1. lndica vs. Sativa vs. Hybrids
The ratio of indica to sativa can be the difference between a night of sleep and a night of pure energy and creativity. Usually a pleasurable mixture of both is desired but any hybrid will typically have a dominant side. Looking at the big picture, most strains are hybrids because of the cross breeding that has gone on over time since cannabis genetics were first experimented with.
Indicas are often plants that stay under six feet with deep green leaves and originated around Afghanistan, Pakistan, and India. These more commonly found types of cannabis give off more of a body high that leaves the user more tired and relaxed than anything. The higher presence of CBD relieves anxiety and pain more than sativa does.
Sativas are usually taller plants when compared to indicas and originated closer to the equator. The effects from cannabis in this category are used for their antidepressant-like effects. The cerebral and uplifting high gives a lot of people the start that they need for the day.
2. How Does it Smell?
A great way to gauge the quality of your cannabis is to do an old break-and-sniff check by cracking open one of the nugs and putting your nose to it. Bud can give off scents that recall fruits, gasoline, skunk, and earthy tones. Some strains will smell moldy or strongly of ammonia, which is a great indicator that what you have is likely no good. If there’s mold, it typically means that the bud wasn’t cured properly. Some strains naturally have a strong chemical smell but don’t actually have any chemicals sprayed on them. It’s important to know that it’s grown by a trusted source especially if you have doubts of your initial impression.
3. What Type of Strain is it?
Cannabis has countless different strains which are variations of the plant and its flowers. Some strains are named after where they were originated, while others recall scents, tastes, or effects that it gives off. Do your research about the strains, because perhaps you’ve tried something with similar genetics. While at the shop, ask about things like its compatibility with certain ailments and how effective it is in treating them. Perhaps you know that you don’t like Romulan, so you may want to stay clear of Golden Goat, which contains the sativa strong type of marijuana. Keeping track of what you’ve tried and what you thought can be helpful in the long-term search for what works for you.
4. How it Looks

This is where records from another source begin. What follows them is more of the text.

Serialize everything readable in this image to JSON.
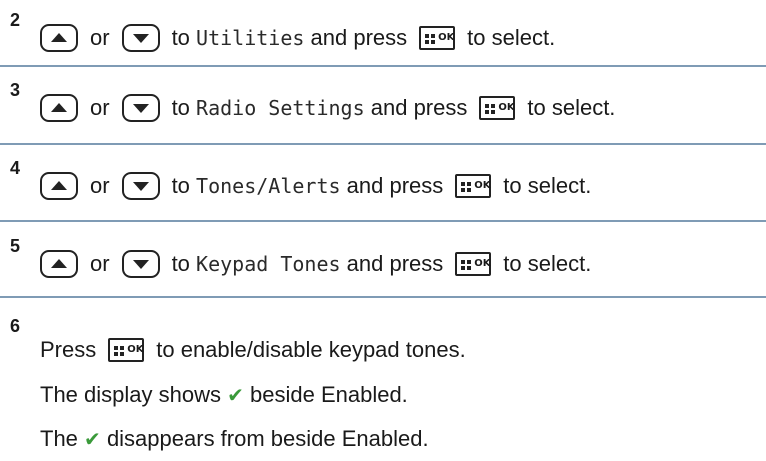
{
  "steps": [
    {
      "number": "2",
      "connector": "or",
      "text_to": "to",
      "menu_item": "Utilities",
      "text_and_press": "and press",
      "text_select": "to select."
    },
    {
      "number": "3",
      "connector": "or",
      "text_to": "to",
      "menu_item": "Radio Settings",
      "text_and_press": "and press",
      "text_select": "to select."
    },
    {
      "number": "4",
      "connector": "or",
      "text_to": "to",
      "menu_item": "Tones/Alerts",
      "text_and_press": "and press",
      "text_select": "to select."
    },
    {
      "number": "5",
      "connector": "or",
      "text_to": "to",
      "menu_item": "Keypad Tones",
      "text_and_press": "and press",
      "text_select": "to select."
    }
  ],
  "step6": {
    "number": "6",
    "press_label": "Press",
    "action_text": "to enable/disable keypad tones.",
    "result_enabled_pre": "The display shows",
    "result_enabled_post": "beside Enabled.",
    "result_disabled_pre": "The",
    "result_disabled_post": "disappears from beside Enabled."
  },
  "icons": {
    "check_glyph": "✔",
    "ok_button_text": "OK",
    "check_color": "#3a9a3a",
    "separator_color": "#7f9bb5"
  }
}
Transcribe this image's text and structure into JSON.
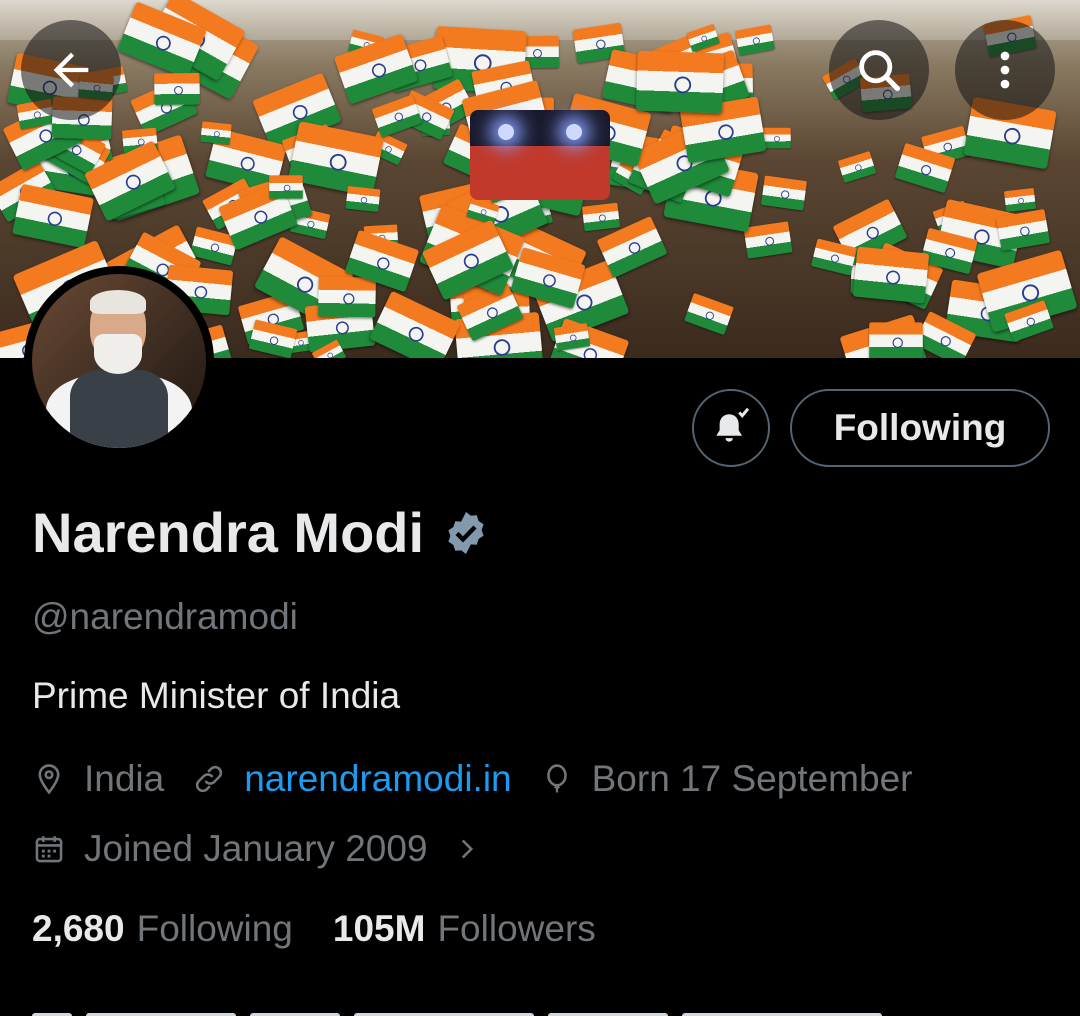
{
  "header": {
    "back_icon": "arrow-left-icon",
    "search_icon": "search-icon",
    "more_icon": "more-vertical-icon"
  },
  "profile": {
    "name": "Narendra Modi",
    "verified_icon": "verified-badge-icon",
    "handle": "@narendramodi",
    "bio": "Prime Minister of India",
    "location": "India",
    "website": "narendramodi.in",
    "birthday": "Born 17 September",
    "joined": "Joined January 2009"
  },
  "actions": {
    "notify_icon": "bell-check-icon",
    "follow_label": "Following"
  },
  "stats": {
    "following_count": "2,680",
    "following_label": "Following",
    "followers_count": "105M",
    "followers_label": "Followers"
  },
  "colors": {
    "background": "#000000",
    "text_primary": "#e7e9ea",
    "text_secondary": "#71767b",
    "link": "#1d9bf0",
    "border": "#536471",
    "verified": "#829aab"
  }
}
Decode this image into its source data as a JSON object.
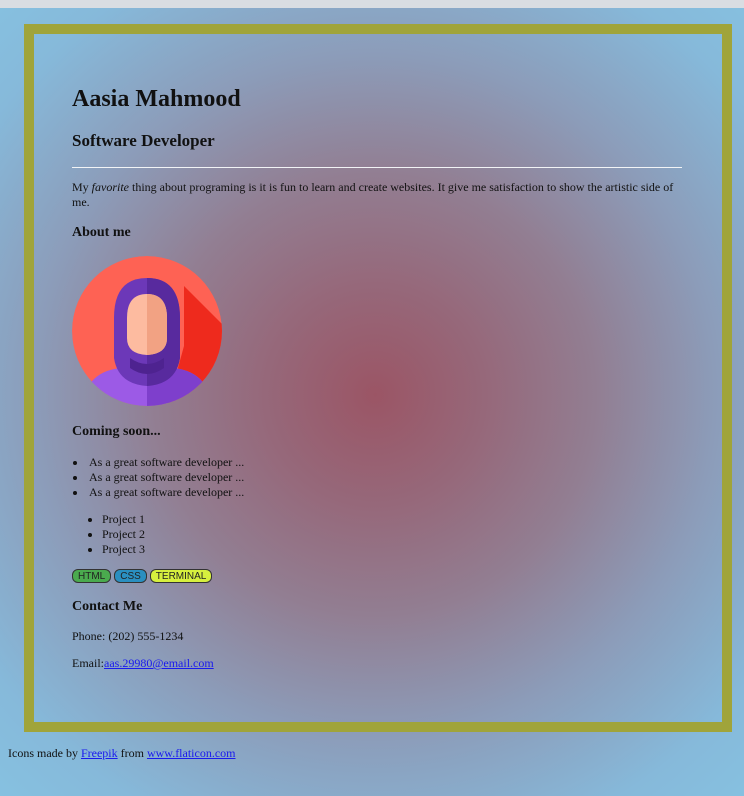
{
  "profile": {
    "name": "Aasia Mahmood",
    "role": "Software Developer",
    "intro_before": "My ",
    "intro_em": "favorite",
    "intro_after": " thing about programing is it is fun to learn and create websites. It give me satisfaction to show the artistic side of me."
  },
  "about": {
    "heading": "About me",
    "avatar_icon": "woman-hijab-avatar-icon"
  },
  "coming_soon": {
    "heading": "Coming soon...",
    "items": [
      "As a great software developer ...",
      "As a great software developer ...",
      "As a great software developer ..."
    ],
    "projects": [
      "Project 1",
      "Project 2",
      "Project 3"
    ]
  },
  "tags": [
    {
      "label": "HTML",
      "color": "#4aaa4e"
    },
    {
      "label": "CSS",
      "color": "#2a8fc0"
    },
    {
      "label": "TERMINAL",
      "color": "#d7f03e"
    }
  ],
  "contact": {
    "heading": "Contact Me",
    "phone": "Phone: (202) 555-1234",
    "email_label": "Email:",
    "email": "aas.29980@email.com"
  },
  "footer": {
    "prefix": "Icons made by ",
    "author": "Freepik",
    "middle": " from ",
    "site": "www.flaticon.com"
  },
  "colors": {
    "frame": "#a0a43a",
    "link": "#1a1aee"
  }
}
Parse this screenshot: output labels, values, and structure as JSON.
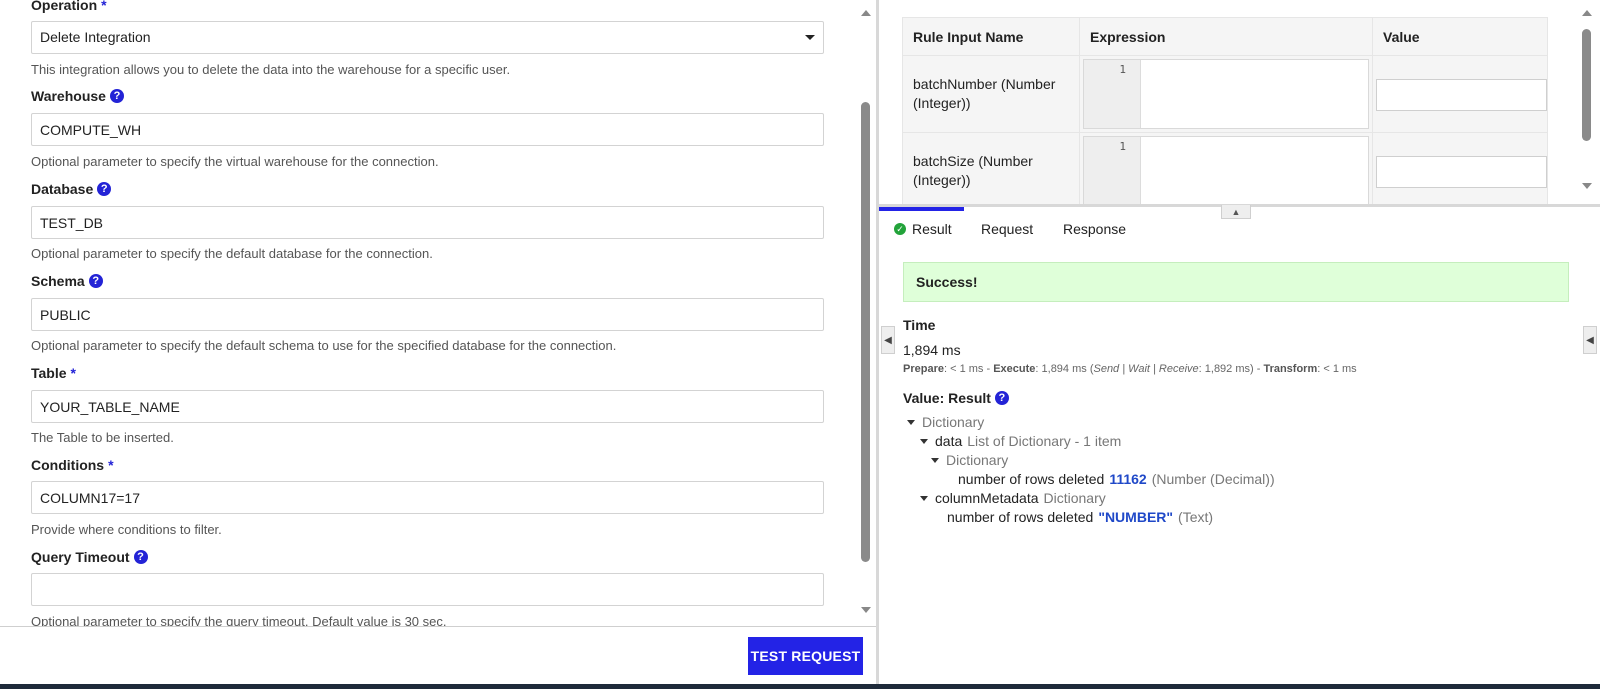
{
  "form": {
    "operation": {
      "label": "Operation",
      "required": "*",
      "value": "Delete Integration",
      "help": "This integration allows you to delete the data into the warehouse for a specific user."
    },
    "warehouse": {
      "label": "Warehouse",
      "value": "COMPUTE_WH",
      "help": "Optional parameter to specify the virtual warehouse for the connection."
    },
    "database": {
      "label": "Database",
      "value": "TEST_DB",
      "help": "Optional parameter to specify the default database for the connection."
    },
    "schema": {
      "label": "Schema",
      "value": "PUBLIC",
      "help": "Optional parameter to specify the default schema to use for the specified database for the connection."
    },
    "table": {
      "label": "Table",
      "required": "*",
      "value": "YOUR_TABLE_NAME",
      "help": "The Table to be inserted."
    },
    "conditions": {
      "label": "Conditions",
      "required": "*",
      "value": "COLUMN17=17",
      "help": "Provide where conditions to filter."
    },
    "query_timeout": {
      "label": "Query Timeout",
      "value": "",
      "help": "Optional parameter to specify the query timeout. Default value is 30 sec."
    },
    "help_icon_glyph": "?"
  },
  "footer": {
    "test_request_label": "TEST REQUEST"
  },
  "rule_inputs": {
    "headers": [
      "Rule Input Name",
      "Expression",
      "Value"
    ],
    "rows": [
      {
        "name": "batchNumber (Number (Integer))",
        "line": "1"
      },
      {
        "name": "batchSize (Number (Integer))",
        "line": "1"
      }
    ]
  },
  "tabs": [
    "Result",
    "Request",
    "Response"
  ],
  "result": {
    "status": "Success!",
    "time_label": "Time",
    "time_value": "1,894 ms",
    "timing": {
      "prepare_label": "Prepare",
      "prepare_value": ": < 1 ms - ",
      "execute_label": "Execute",
      "execute_value": ": 1,894 ms (",
      "send_wait_receive": "Send | Wait | Receive",
      "swr_value": ": 1,892 ms) - ",
      "transform_label": "Transform",
      "transform_value": ": < 1 ms"
    },
    "value_label": "Value: Result",
    "tree": {
      "root": "Dictionary",
      "data_key": "data",
      "data_type": "List of Dictionary - 1 item",
      "inner_dict": "Dictionary",
      "rows_deleted_key": "number of rows deleted",
      "rows_deleted_value": "11162",
      "rows_deleted_type": "(Number (Decimal))",
      "column_metadata_key": "columnMetadata",
      "column_metadata_type": "Dictionary",
      "meta_rows_key": "number of rows deleted",
      "meta_rows_value": "\"NUMBER\"",
      "meta_rows_type": "(Text)"
    }
  },
  "colors": {
    "accent": "#2323e6",
    "success_bg": "#dfffd9",
    "value_blue": "#1f48c8"
  }
}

Cannabis can have different traits in appearance as well which helps gauge its quality and freshness. Sometimes the best stuff doesn’t look like it, and other times marijuana that looks amazing could end up leaving a bad taste in your mouth. Usually buds with orange and red hairs come from the top shelf, but lacking them could just mean that they’re not in the genetics of that specific strain. The colors that can be found in raw marijuana go from dark and light greens, to reds, oranges, purples, and sometimes browns. Again, do your research to know the quality of your bud.
5. Cannabidiol to Tetrahydrocannabinol Ratio
Tetrahydrocannabinol and Cannabidiol are phytocannabinoids that make up cannabis resins and are used to treat certain conditions according to ratios of the two. THC is the main psychoactive phytocannabinoid and is most known amongst the 84 other known cannabinoids. Those that suffer from pain can use strains with high THC as a mild to moderate analgesic. Aside from relieving pain, it also promotes relaxation, sleep, and fatigue. Those that take a dose of THC will find their visual, auditory, and olfactory senses will be altered, which is the most commonly celebrated aspect of the high. A lack of appetite can be relieved by the stimulation provided by the phytocannabinoid.
Cannabidiol (CBD) is another popular phytocannabinoid, which accounts for up to 40% of the plant’s extract. Patients that suffer from a rare form of epilepsy known as Dravets Syndrome have found treatment with CBD to be very effective because it greatly reduces seizures when present in the body. Its antipsychotic effects have also been known to aid in for Schizophrenia treatment and people suffering from Social Anxiety Disorder can be made a little calmer with Cannabidiol. These are just a few of the purposes that the cannabis plant serves in the medical field. If you’re seeking a strain to start with, look for ones like Charlotte's Web or ACDC that are bred to be rich in CBD and low in THC
Photo Credit: PotGuide.com (license)